▸ What is expected: Repeat the data word for word and skip the pictures.

+++ Record excerpts +++

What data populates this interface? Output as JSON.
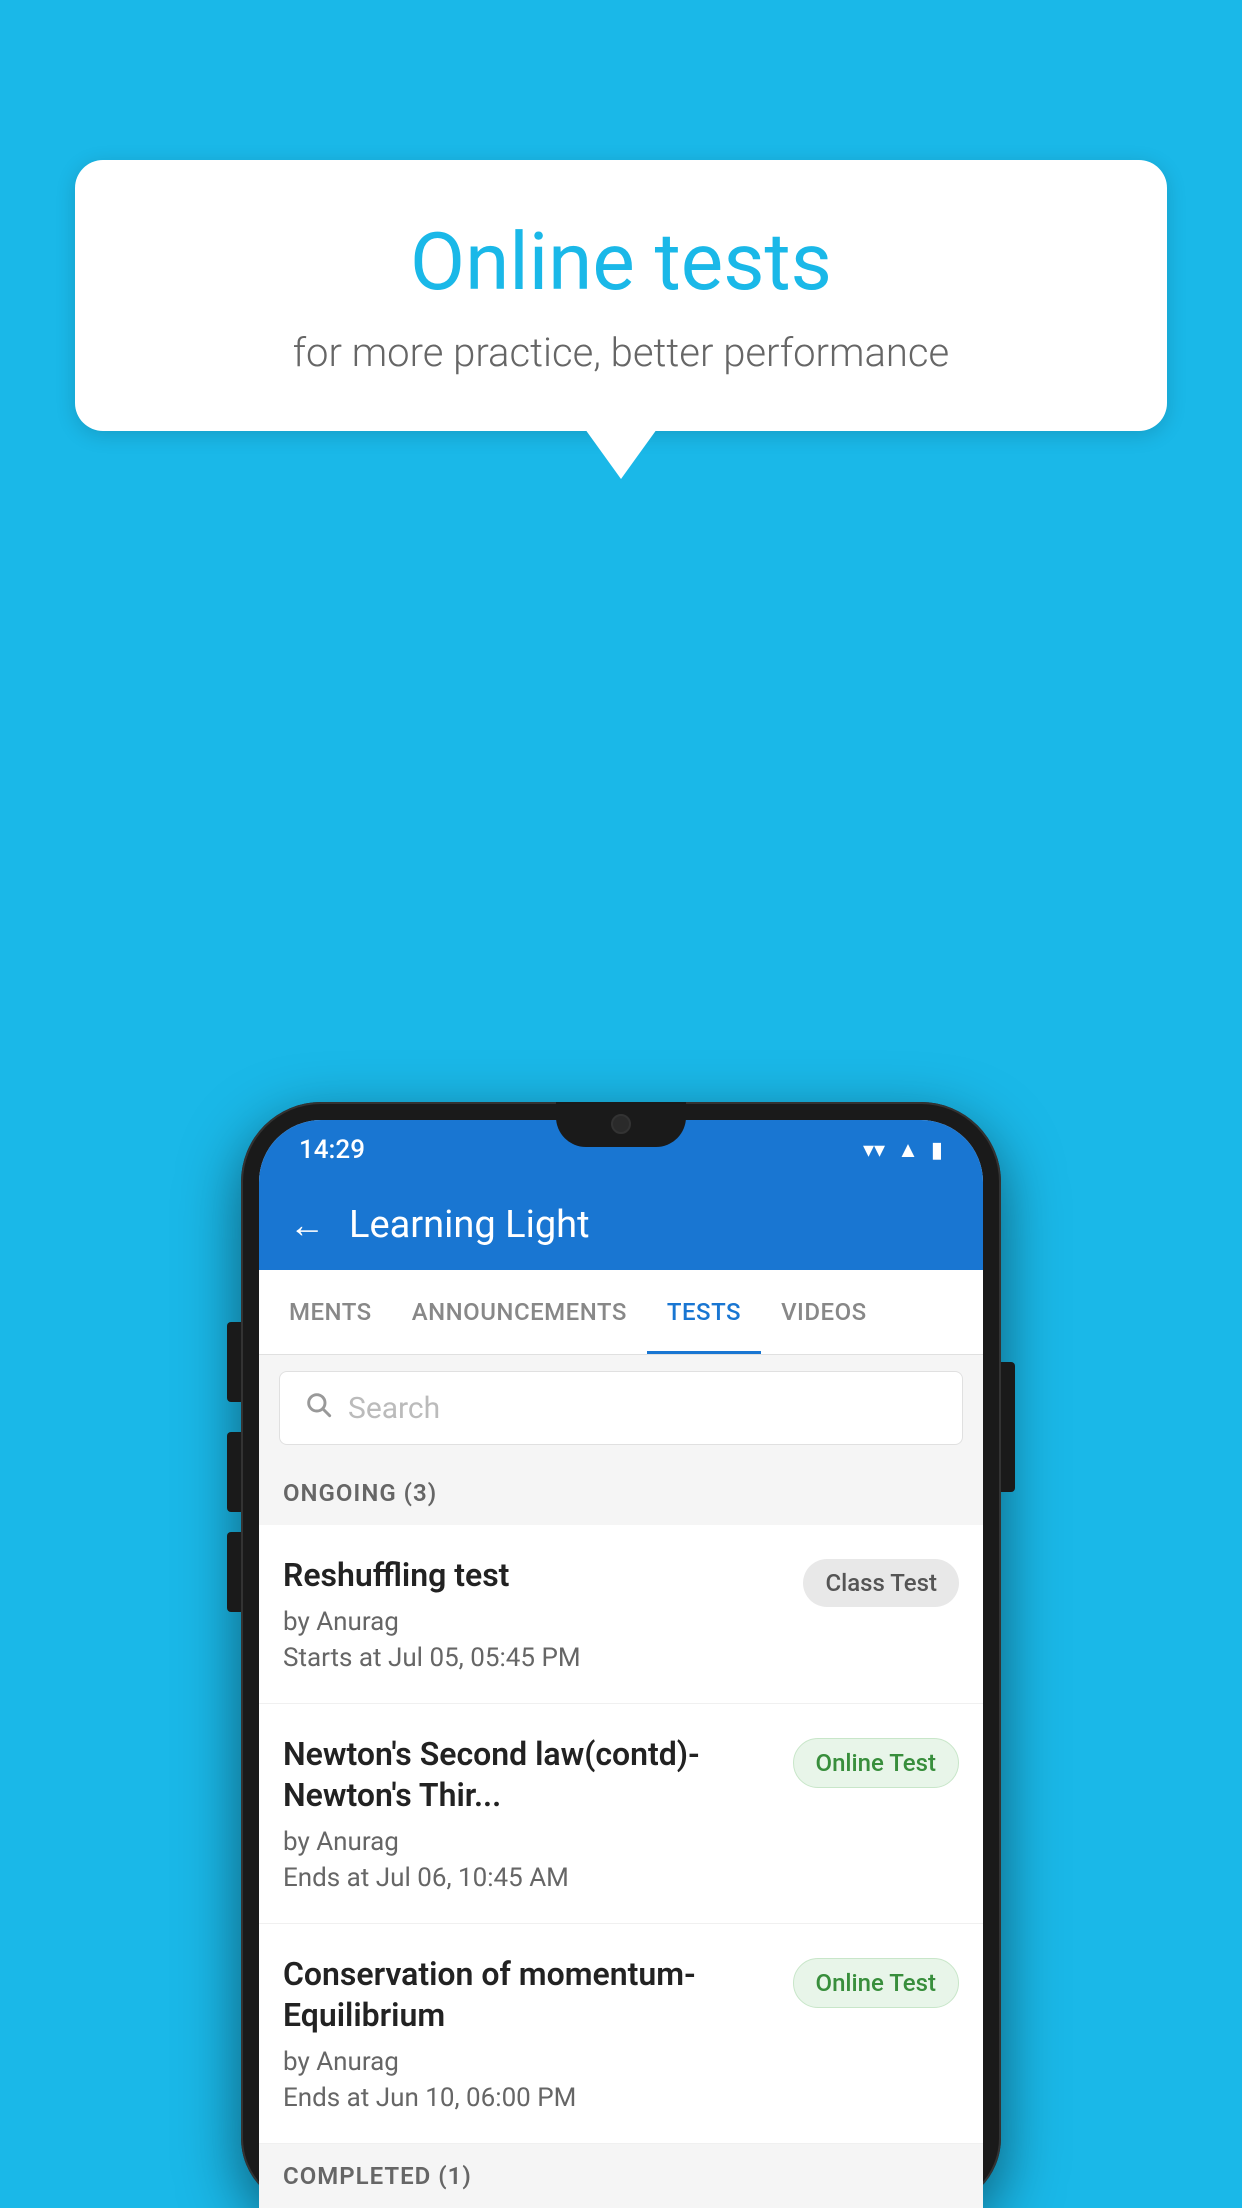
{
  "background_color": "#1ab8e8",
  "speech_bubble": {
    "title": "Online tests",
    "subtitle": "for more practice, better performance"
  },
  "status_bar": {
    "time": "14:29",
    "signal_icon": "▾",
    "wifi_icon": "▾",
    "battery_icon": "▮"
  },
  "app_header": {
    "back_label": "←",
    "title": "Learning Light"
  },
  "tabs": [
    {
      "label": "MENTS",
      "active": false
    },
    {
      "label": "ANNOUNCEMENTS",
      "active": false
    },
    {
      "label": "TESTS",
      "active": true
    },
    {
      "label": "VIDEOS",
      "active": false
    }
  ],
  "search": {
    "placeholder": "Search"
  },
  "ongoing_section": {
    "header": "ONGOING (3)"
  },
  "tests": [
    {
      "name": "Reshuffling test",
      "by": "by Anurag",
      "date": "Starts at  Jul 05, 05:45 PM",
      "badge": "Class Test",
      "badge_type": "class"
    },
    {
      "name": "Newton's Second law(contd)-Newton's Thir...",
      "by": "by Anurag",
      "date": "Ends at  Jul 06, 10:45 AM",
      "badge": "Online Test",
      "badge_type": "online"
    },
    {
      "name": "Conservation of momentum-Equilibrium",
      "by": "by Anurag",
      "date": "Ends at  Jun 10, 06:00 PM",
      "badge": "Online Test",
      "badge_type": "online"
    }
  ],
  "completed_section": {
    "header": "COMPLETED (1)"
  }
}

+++

▸ Result of the task:
What data populates this interface? Output as JSON.
{
  "background_color": "#1ab8e8",
  "speech_bubble": {
    "title": "Online tests",
    "subtitle": "for more practice, better performance"
  },
  "status_bar": {
    "time": "14:29",
    "signal_icon": "▾",
    "wifi_icon": "▾",
    "battery_icon": "▮"
  },
  "app_header": {
    "back_label": "←",
    "title": "Learning Light"
  },
  "tabs": [
    {
      "label": "MENTS",
      "active": false
    },
    {
      "label": "ANNOUNCEMENTS",
      "active": false
    },
    {
      "label": "TESTS",
      "active": true
    },
    {
      "label": "VIDEOS",
      "active": false
    }
  ],
  "search": {
    "placeholder": "Search"
  },
  "ongoing_section": {
    "header": "ONGOING (3)"
  },
  "tests": [
    {
      "name": "Reshuffling test",
      "by": "by Anurag",
      "date": "Starts at  Jul 05, 05:45 PM",
      "badge": "Class Test",
      "badge_type": "class"
    },
    {
      "name": "Newton's Second law(contd)-Newton's Thir...",
      "by": "by Anurag",
      "date": "Ends at  Jul 06, 10:45 AM",
      "badge": "Online Test",
      "badge_type": "online"
    },
    {
      "name": "Conservation of momentum-Equilibrium",
      "by": "by Anurag",
      "date": "Ends at  Jun 10, 06:00 PM",
      "badge": "Online Test",
      "badge_type": "online"
    }
  ],
  "completed_section": {
    "header": "COMPLETED (1)"
  }
}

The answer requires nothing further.